The sound of Taj Mahal Travellers was unlike anything heard before then, except maybe a psychedelic and exuberant version of 60’s American minimalism. A lazy and complacent press dubbed them “La Monte Young on acid”. There is, effectively, an element of shamanistic trance in their music in common with Young’s work at the time. The first principle of the group is improvisation, a strategy inherited from Fluxus, the movement from which emerged Takehisa Kosugi, the central figure of Taj Mahal travelers.
The tools habitually used by any self-respecting psychedelic rock outfit have little place here. An eclectic assortment of instruments are brought into the action: electric violin, mandolin, trumpet, harmonica, all types of percussion instruments, synthesizers, home-made invented instruments, chants, cries, incantations, vocal drones, groans and grunts, all treated electronically in real time.
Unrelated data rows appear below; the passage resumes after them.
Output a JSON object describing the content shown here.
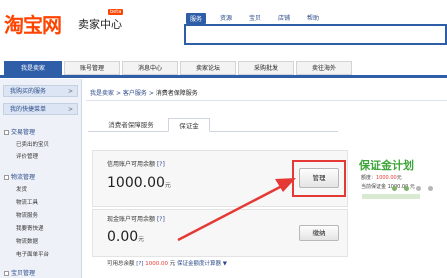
{
  "header": {
    "logo_text": "淘宝网",
    "logo_sub": "卖家中心",
    "logo_badge": "beta",
    "search_tabs": [
      "服务",
      "资源",
      "宝贝",
      "店铺",
      "帮助"
    ]
  },
  "nav": {
    "items": [
      "我是卖家",
      "账号管理",
      "消息中心",
      "卖家论坛",
      "采购批发",
      "卖往海外"
    ]
  },
  "sidebar": {
    "buttons": [
      "我购买的服务",
      "我的快捷菜单"
    ],
    "sections": [
      {
        "title": "交易管理",
        "links": [
          "已卖出的宝贝",
          "评价管理"
        ]
      },
      {
        "title": "物流管理",
        "links": [
          "发货",
          "物流工具",
          "物流服务",
          "我要寄快递",
          "物流数据",
          "电子面单平台"
        ]
      },
      {
        "title": "宝贝管理",
        "links": []
      }
    ]
  },
  "breadcrumb": {
    "items": [
      "我是卖家",
      "客户服务"
    ],
    "current": "消费者保障服务",
    "sep": ">"
  },
  "tabs": [
    "消费者保障服务",
    "保证金"
  ],
  "credit": {
    "label": "信用账户可用余额",
    "help": "[?]",
    "amount": "1000.00",
    "unit": "元",
    "button": "管理"
  },
  "cash": {
    "label": "现金账户可用余额",
    "help": "[?]",
    "amount": "0.00",
    "unit": "元",
    "button": "缴纳"
  },
  "footer": {
    "label": "可用总余额",
    "help": "[?]",
    "amount": "1000.00",
    "unit": "元",
    "link": "保证金额度计算器"
  },
  "right": {
    "brand": "保证金计划",
    "line1_label": "额度：",
    "line1_value": "1000.00",
    "line1_unit": "元",
    "line2": "当前保证金 1000.00 元"
  },
  "colors": {
    "accent": "#2f5ea8",
    "brand_orange": "#ff4400",
    "highlight_red": "#e53935",
    "brand_green": "#3fa53a"
  }
}
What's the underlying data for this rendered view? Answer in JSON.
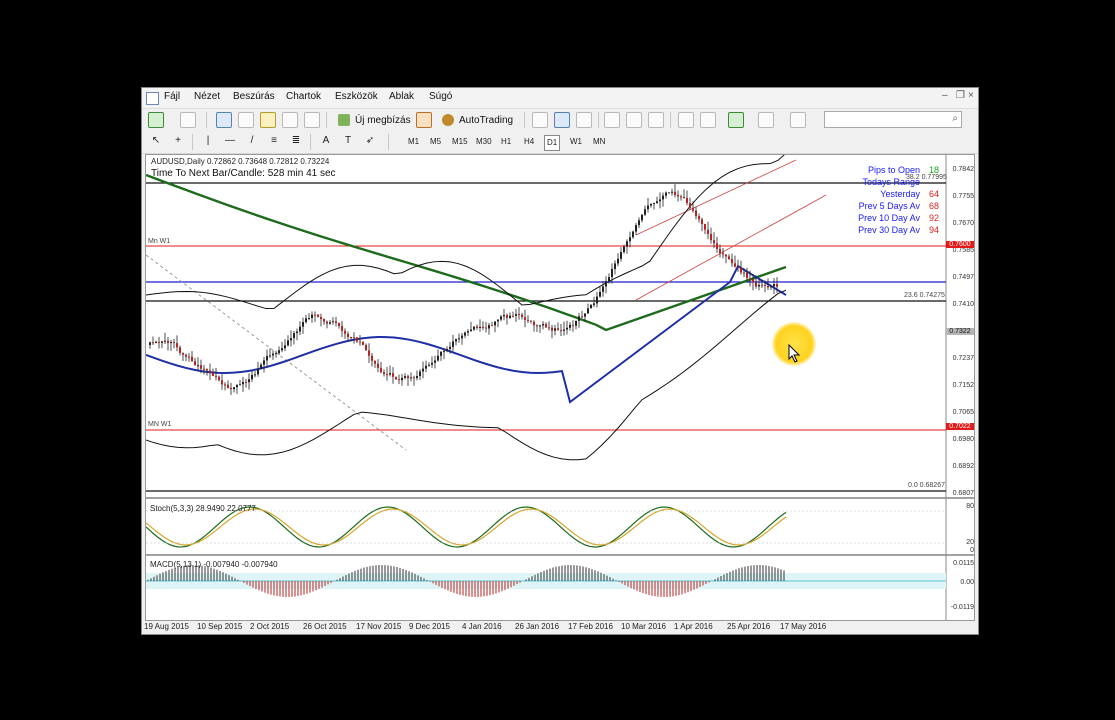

Each instrument seems to follow its own path, but from this vibrating mass emerges a coherent world, a deep, dark, expansive, organic world, a monstrous living being which moves slowly, breathes, growls, throbs and seems to exist beyond the will and actions of the musicians.
Oddi wrth y brawd